"Visual Alan Audio Vega" ~
A mercifully short, out of focus, absurdly incoherent interview snippet with Suicide front man Alan Vega filtered through enough feed back and distortion to induce migraines. I know that Suicide used to do the same thing kinda but that was still annoying. On the other hand it did conjure up memories of Chris Twoomy's Industrial Video Roadshow.

Note I sadly missed "Circa 1977; The Diodes" and "Stones in Exile" and I also manged to miss out on Man or Astroman, Mudhoney and Drive Like Maria (twice each!) as well as the Poison Aeros and The Blue Van. I can't be everywhere you know.

Thursday, 1 July 2010

Let the lobbying commence for a Bill Monroe stamp

Remember the campaign and subsequent vote for an Elvis stamp? Well there is a similar move afoot to get a stamp for the father of bluegrass, Bill Monroe. I'm all for it. There have been plenty of stamps for politicians, explorers and scientists that frankly few people care about and it's about time some more respect was given to artists who are not of the "high brow" type usually honoured by the state.
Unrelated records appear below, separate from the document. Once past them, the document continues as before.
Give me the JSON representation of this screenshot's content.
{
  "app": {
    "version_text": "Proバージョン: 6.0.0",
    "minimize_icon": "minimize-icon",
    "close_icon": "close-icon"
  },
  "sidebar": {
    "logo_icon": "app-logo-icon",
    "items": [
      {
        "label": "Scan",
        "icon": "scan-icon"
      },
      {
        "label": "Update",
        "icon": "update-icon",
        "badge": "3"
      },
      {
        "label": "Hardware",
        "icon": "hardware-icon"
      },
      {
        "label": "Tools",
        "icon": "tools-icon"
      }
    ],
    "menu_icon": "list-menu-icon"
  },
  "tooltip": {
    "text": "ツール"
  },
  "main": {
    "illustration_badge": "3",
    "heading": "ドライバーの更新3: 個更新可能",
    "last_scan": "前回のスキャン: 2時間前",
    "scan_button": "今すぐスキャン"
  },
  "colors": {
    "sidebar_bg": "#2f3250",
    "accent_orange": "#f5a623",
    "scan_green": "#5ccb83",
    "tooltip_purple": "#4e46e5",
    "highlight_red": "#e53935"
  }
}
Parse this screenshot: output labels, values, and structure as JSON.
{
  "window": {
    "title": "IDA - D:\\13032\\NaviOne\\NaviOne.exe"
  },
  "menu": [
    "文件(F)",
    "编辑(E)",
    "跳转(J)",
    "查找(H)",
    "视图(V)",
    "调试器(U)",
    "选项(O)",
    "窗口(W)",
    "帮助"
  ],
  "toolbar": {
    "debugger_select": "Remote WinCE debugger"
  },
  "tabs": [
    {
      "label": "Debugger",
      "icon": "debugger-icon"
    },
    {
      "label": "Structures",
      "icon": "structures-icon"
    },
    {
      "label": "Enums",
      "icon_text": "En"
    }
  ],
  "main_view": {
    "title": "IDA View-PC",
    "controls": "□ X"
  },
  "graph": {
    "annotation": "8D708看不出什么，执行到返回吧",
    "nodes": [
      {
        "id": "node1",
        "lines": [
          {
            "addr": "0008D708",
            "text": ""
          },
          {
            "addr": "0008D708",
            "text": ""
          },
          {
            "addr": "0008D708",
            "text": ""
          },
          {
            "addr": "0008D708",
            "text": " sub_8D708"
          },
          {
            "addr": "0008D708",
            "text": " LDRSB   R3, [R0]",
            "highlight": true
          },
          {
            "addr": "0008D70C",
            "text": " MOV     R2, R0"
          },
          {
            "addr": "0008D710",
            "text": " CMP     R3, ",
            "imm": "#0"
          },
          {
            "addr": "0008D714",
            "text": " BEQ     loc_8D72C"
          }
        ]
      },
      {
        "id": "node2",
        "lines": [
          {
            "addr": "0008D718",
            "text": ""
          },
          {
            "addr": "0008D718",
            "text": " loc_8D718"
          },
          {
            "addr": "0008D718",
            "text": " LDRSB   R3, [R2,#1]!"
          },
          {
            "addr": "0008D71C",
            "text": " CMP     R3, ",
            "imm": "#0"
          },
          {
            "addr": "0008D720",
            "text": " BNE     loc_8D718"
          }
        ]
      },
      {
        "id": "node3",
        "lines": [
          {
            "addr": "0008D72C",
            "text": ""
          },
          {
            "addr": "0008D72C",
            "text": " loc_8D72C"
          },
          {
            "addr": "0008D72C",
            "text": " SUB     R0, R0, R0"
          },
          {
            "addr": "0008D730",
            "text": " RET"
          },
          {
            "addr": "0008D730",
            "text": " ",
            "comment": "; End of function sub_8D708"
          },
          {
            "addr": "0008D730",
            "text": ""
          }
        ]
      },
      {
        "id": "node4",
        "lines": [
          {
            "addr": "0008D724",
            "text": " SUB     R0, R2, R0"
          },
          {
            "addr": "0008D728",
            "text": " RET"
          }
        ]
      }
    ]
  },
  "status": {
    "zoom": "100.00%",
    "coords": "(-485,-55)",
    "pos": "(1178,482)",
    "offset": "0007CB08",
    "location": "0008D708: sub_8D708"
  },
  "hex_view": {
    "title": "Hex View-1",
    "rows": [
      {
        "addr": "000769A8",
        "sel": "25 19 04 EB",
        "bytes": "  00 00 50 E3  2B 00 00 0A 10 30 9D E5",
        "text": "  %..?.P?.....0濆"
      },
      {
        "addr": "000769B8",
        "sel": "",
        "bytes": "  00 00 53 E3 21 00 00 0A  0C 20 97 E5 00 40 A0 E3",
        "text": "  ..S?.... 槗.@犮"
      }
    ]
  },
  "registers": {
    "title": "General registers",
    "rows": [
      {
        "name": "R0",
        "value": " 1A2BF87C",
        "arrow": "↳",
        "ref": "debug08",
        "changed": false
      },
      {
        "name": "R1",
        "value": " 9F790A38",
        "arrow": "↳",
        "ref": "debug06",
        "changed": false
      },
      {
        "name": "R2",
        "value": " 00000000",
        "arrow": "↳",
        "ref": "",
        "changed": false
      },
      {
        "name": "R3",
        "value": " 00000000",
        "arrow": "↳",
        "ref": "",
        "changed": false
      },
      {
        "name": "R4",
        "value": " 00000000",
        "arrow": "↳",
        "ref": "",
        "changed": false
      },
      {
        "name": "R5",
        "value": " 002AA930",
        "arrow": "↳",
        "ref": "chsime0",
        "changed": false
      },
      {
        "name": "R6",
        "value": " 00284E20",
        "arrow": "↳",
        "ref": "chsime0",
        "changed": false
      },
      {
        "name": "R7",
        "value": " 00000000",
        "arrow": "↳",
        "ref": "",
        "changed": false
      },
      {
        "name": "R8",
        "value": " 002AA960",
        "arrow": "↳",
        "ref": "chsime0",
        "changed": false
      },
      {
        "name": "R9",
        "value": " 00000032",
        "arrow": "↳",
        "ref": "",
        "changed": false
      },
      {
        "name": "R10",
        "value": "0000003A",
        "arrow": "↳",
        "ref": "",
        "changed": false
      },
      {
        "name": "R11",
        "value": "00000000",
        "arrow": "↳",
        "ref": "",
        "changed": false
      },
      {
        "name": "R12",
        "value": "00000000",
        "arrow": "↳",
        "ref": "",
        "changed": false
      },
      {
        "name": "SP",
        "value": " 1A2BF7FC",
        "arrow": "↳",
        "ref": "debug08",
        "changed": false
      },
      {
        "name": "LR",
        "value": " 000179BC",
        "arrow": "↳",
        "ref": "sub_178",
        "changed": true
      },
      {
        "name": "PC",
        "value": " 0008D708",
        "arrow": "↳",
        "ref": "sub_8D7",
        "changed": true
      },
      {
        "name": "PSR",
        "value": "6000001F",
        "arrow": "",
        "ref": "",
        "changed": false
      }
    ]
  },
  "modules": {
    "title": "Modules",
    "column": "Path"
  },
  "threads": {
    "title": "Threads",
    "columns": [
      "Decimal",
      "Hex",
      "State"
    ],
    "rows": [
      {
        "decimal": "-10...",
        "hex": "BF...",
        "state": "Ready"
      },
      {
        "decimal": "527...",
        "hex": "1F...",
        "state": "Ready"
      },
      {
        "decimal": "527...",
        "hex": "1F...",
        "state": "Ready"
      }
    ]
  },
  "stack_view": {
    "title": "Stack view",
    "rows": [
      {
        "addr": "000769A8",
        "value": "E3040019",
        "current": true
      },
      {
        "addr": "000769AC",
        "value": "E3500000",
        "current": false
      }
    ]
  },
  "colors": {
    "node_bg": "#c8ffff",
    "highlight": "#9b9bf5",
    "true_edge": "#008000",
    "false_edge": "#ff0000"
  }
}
The famous Elvis stamps came about as part of a larger package of stamps honouring various other heroes of Rock & Roll, The Blues, Jazz, Gospel, Country. There have also been a few other stamps for Duke Ellington, Scott Joplin, W.C. Handy, and last year, Roy Acuff. You can see them along the left side of this blog. Note the cool Bix Biederbeck stamp is actually a mock up never actually issued and way overdue. The Johnny Cash is also a mockup, he has not been dead long enough to qualify however. Canada has given a stamp to Oscar Peterson but is remiss in ignoring country stars Hank Snow, Wilf Carter and Al Nolan. Do I detect a subtle class-ism in a willingness to honour jazz more than country music? For that matter even the series of American masters stamps had some odd omissions. Seriously, no Bix, Lester Young, Sam Cooke, Little Walter, Chet Baker, Sonnyboy Williamson, Jimi Hendrix, Janis Joplin? I suspect that the manner their respective deaths might had gotten them a veto. In other words no drug addicts or other scandals. Having only four country music stars leaves out Webb Pierce, Lefty Frizzel, Jim Reeves which can be blamed on a belief that Country Music isn't to taken a seriously as Jazz. On the other hand there's no John Cage either.

Anyway here's the info on the Bill Monroe campaign from;

Voice Your Support for a Bill Monroe Commemorative Stamp!

Image courtesy of Grassware

Would you like to see Bill Monroe, the Father of Bluegrass Music, honored by a commemorative United States Postage Stamp? If you would, the time to act is NOW, and all you have to do is to write and mail a letter.

Each year, the United States Postal Service considers the issuance of approximately 25 commemorative postage stamps. Under its guidelines, the honoree must have been deceased for at least 10 years. The 10th anniversary of Bill Monroe's death occurred on September 9, 2006, meaning he is now eligible.

The first two opportunities to honor Bill Monroe with a postage stamp, in 2006 and 2007, have now passed. The centennial of his birth, on September 13, 2011, would be the perfect occasion to celebrate his musical legacy. Since the selection committee considers subjects three years in advance of the issuance date, that means this year and next year are our opportunity to influence their choice for 2011.

The first step is for a citizens' committee to select, and narrow down to approximately 25, the worthy nominees for each year. This they do by considering letters, cards, petitions, etc., sent to them by the public at large. After that, the committee considers art work and other details for the stamp. Because Bill Monroe's music is appreciated worldwide, nominations from outside the USA would be very appropriate. If you would like to participate in this effort on behalf of a great American musical genius, write your letter to:

Citizens' Stamp Advisory Committee
Stamp Development
US Postal Service
1735 North Lynn St. Rm 5013
Arlington VA 22209-6432

Don't delay -- if we all pitch in and do our part by writing a letter, and telling our friends, Bill Monroe can receive this well-deserved recognition from the country that he loved.